Abrash

We are asked often to explain fading and color inconsistencies in a particular piece. The featured rug displays “abrash” and it is one of our favorite stories to tell. Abrash is the horizontal fading seen on almost every handmade rug. 

 

Note that it always occurs in horizontal patterns, following the weft of the rug. This is the direction that the weaver knotted the design in. 

 

Abrash is an expected characteristic, not a flaw. It is a beautiful, story telling element and sure to be a conversation starter at your next dinner party. During the course of shearing, dying and weaving, there are variables that contribute to inconsistencies in color. Quite basically, wool is sheared from multiple sheep, some dark and some light. Further, the wool itself contains a natural oil, called lanolin, that varies from sheep to sheep.

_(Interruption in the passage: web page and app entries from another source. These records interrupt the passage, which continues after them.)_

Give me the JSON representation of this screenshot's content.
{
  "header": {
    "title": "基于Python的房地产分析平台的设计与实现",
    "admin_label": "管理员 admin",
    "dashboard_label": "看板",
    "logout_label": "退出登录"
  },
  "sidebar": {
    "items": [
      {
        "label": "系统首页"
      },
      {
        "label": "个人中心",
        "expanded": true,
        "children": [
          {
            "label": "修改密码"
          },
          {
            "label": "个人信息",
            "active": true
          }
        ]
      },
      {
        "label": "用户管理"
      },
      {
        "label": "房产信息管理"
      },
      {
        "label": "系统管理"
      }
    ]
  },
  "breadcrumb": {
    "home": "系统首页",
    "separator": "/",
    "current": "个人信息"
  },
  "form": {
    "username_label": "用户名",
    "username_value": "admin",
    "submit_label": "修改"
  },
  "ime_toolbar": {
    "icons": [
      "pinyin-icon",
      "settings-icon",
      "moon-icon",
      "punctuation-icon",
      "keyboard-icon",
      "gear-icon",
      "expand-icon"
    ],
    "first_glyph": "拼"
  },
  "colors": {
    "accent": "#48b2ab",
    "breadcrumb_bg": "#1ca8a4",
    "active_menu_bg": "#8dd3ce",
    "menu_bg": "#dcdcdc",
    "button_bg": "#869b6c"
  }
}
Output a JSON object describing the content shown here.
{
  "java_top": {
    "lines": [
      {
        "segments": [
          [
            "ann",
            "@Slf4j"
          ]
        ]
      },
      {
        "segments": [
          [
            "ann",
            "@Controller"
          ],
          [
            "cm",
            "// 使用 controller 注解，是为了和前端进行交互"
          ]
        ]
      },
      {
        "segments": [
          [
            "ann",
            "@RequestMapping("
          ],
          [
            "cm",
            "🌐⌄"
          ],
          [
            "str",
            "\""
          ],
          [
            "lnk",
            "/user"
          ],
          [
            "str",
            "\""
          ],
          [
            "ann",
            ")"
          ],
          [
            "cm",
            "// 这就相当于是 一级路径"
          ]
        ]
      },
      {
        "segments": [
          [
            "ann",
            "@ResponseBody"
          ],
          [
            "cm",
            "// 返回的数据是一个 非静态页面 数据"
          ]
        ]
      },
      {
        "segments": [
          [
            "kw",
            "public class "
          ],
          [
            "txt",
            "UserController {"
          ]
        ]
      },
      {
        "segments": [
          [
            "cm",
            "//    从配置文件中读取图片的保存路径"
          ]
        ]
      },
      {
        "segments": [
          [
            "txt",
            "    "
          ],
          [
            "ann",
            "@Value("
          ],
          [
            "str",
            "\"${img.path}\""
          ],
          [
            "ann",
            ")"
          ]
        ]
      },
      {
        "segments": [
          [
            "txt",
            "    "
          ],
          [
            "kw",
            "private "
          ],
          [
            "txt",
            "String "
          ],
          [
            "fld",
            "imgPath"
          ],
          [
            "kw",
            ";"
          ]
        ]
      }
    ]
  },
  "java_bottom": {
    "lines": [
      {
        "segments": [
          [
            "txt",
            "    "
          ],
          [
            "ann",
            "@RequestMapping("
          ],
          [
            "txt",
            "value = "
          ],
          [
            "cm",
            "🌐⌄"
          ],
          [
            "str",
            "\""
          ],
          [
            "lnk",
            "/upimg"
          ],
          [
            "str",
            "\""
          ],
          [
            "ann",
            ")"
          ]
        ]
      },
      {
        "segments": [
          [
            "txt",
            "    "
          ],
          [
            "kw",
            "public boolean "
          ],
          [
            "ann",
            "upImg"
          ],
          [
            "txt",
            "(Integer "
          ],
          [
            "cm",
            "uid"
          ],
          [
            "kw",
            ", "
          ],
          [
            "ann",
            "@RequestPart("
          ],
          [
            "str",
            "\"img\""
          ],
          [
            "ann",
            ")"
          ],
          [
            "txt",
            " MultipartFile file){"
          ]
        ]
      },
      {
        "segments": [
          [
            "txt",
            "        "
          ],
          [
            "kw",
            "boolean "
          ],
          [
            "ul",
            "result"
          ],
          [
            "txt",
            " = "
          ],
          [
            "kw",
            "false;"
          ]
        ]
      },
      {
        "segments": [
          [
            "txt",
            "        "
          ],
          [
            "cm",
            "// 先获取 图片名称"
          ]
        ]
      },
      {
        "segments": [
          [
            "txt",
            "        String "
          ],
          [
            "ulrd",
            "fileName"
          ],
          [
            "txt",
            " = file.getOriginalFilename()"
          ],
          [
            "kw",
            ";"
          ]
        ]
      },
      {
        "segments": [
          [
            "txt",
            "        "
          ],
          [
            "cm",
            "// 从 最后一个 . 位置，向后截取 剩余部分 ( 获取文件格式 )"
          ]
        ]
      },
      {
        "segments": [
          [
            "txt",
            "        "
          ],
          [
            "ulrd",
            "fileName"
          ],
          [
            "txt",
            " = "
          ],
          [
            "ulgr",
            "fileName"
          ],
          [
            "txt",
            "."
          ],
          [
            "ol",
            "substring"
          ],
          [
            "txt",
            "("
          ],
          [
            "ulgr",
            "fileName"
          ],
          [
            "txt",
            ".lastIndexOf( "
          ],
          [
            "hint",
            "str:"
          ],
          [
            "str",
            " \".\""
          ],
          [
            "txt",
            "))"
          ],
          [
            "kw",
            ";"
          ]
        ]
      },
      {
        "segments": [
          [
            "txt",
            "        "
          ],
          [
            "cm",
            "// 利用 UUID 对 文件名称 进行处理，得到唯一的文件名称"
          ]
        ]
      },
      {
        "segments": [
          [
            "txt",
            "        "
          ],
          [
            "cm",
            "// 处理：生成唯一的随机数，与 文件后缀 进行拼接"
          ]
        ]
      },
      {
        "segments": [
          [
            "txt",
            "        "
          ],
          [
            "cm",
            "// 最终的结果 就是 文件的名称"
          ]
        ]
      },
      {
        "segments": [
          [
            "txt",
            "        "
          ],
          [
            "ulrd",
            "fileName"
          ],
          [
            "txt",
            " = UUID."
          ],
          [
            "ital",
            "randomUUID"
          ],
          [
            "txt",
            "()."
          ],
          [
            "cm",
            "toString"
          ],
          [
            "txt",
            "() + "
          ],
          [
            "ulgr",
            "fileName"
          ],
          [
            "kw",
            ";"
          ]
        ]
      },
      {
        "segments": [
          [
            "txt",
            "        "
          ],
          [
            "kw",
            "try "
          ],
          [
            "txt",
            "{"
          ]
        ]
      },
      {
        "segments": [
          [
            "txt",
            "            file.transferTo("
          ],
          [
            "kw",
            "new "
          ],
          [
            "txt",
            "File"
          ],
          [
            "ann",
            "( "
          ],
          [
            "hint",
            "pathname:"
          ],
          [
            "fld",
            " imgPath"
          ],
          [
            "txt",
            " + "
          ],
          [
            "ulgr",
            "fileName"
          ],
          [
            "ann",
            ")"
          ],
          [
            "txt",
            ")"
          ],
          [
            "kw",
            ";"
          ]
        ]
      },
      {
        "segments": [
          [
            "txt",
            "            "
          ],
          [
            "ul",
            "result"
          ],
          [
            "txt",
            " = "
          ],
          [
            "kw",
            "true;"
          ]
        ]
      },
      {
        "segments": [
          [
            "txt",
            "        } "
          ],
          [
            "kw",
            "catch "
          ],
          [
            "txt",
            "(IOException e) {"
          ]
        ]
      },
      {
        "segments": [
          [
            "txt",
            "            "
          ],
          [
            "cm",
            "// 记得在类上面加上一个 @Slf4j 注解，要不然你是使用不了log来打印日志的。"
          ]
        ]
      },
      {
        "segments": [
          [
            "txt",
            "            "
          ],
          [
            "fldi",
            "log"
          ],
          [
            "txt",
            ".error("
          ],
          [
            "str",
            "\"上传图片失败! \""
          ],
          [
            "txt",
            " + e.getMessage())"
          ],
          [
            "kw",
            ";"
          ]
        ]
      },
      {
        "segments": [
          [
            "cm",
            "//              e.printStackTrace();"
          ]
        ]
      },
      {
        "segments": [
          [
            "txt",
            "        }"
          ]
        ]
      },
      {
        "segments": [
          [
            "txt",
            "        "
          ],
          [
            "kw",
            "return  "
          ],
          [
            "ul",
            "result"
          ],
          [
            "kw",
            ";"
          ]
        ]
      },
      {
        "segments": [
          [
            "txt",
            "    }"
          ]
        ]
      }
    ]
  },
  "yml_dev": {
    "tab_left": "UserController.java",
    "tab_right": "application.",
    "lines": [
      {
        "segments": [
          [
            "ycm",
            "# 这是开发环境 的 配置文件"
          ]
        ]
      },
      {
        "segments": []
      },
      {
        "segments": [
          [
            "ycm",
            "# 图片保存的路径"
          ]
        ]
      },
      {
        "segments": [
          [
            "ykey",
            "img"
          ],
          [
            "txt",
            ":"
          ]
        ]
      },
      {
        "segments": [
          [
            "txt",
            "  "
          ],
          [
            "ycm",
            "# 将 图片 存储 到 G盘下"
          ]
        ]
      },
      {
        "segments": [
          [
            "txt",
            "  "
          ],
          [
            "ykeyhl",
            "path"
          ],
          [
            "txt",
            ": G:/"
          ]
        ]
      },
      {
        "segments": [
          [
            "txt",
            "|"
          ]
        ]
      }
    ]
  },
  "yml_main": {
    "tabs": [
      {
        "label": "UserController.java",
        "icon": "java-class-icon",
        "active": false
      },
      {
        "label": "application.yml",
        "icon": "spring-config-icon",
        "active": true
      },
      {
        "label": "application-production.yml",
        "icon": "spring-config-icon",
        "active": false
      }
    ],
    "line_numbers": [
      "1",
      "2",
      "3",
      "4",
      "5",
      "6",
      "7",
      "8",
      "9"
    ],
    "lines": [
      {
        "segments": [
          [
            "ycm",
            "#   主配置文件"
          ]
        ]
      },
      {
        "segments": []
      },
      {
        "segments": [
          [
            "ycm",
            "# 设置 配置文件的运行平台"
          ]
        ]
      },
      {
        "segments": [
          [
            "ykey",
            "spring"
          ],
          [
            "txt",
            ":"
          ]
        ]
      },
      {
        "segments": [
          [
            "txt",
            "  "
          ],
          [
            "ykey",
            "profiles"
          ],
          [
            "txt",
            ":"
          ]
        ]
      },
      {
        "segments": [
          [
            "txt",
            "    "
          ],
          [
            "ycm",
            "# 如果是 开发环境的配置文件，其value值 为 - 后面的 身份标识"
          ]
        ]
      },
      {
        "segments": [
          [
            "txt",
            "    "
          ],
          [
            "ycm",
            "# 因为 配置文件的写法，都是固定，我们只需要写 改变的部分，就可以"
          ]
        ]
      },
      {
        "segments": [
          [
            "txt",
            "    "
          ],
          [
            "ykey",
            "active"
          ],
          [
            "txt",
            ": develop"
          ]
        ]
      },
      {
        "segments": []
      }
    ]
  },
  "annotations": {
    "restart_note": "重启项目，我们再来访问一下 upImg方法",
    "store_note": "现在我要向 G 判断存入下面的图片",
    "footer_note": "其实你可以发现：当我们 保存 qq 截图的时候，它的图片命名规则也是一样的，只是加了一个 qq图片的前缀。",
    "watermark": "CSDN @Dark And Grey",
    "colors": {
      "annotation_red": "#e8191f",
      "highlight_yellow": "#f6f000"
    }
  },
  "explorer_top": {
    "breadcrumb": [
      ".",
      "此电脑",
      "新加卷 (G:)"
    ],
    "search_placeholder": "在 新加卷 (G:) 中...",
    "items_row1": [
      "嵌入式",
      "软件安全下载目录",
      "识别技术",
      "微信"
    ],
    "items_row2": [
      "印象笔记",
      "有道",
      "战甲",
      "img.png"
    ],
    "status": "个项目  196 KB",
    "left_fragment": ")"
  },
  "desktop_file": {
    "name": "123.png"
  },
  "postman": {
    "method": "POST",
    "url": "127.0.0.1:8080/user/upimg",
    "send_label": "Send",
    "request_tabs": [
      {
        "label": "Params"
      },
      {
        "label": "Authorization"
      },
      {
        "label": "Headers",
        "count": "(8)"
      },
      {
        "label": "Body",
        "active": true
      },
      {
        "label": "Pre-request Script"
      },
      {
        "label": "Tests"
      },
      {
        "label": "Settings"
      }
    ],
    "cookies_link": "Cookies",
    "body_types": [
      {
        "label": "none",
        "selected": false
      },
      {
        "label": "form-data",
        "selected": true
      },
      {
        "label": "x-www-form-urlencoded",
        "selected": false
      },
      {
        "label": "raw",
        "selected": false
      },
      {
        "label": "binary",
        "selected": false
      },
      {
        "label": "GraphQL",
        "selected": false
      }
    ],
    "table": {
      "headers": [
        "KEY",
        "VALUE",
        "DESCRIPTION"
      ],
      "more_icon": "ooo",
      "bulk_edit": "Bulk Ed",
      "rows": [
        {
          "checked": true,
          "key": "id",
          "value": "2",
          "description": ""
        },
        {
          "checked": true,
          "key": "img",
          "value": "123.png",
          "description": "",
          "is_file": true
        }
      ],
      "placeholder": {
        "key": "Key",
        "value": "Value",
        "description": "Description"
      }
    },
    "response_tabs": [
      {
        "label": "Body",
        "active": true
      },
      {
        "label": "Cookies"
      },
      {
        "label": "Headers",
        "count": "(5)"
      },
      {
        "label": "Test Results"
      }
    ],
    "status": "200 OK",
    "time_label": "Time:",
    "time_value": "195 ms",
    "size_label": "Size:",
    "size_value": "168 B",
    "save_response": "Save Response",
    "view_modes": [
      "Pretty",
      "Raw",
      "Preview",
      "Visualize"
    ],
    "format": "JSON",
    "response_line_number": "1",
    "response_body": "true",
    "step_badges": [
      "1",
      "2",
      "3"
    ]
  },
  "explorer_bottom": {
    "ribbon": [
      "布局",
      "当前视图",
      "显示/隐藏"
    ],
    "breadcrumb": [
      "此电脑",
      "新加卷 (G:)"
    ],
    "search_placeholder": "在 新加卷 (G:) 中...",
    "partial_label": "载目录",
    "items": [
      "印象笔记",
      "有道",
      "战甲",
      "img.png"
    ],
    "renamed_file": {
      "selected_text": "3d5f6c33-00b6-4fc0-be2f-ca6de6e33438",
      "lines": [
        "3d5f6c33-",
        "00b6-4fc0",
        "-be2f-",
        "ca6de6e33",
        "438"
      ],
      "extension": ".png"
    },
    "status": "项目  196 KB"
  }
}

Differences in lanolin levels result in different color fastness. 

 

Another way that color changes is through the dye mixing itself. Color was mixed by hand, and much like art, it is not an exact science that is meticulously measured. From batch to batch, colors are made in a raw, intuitive fashion. Imperfections were often purposely put in a rug to show the human element as well. 

 

We can only begin to guess why the abrash occurred in a particular piece and that wonder is part of the mystery and beauty of a rug.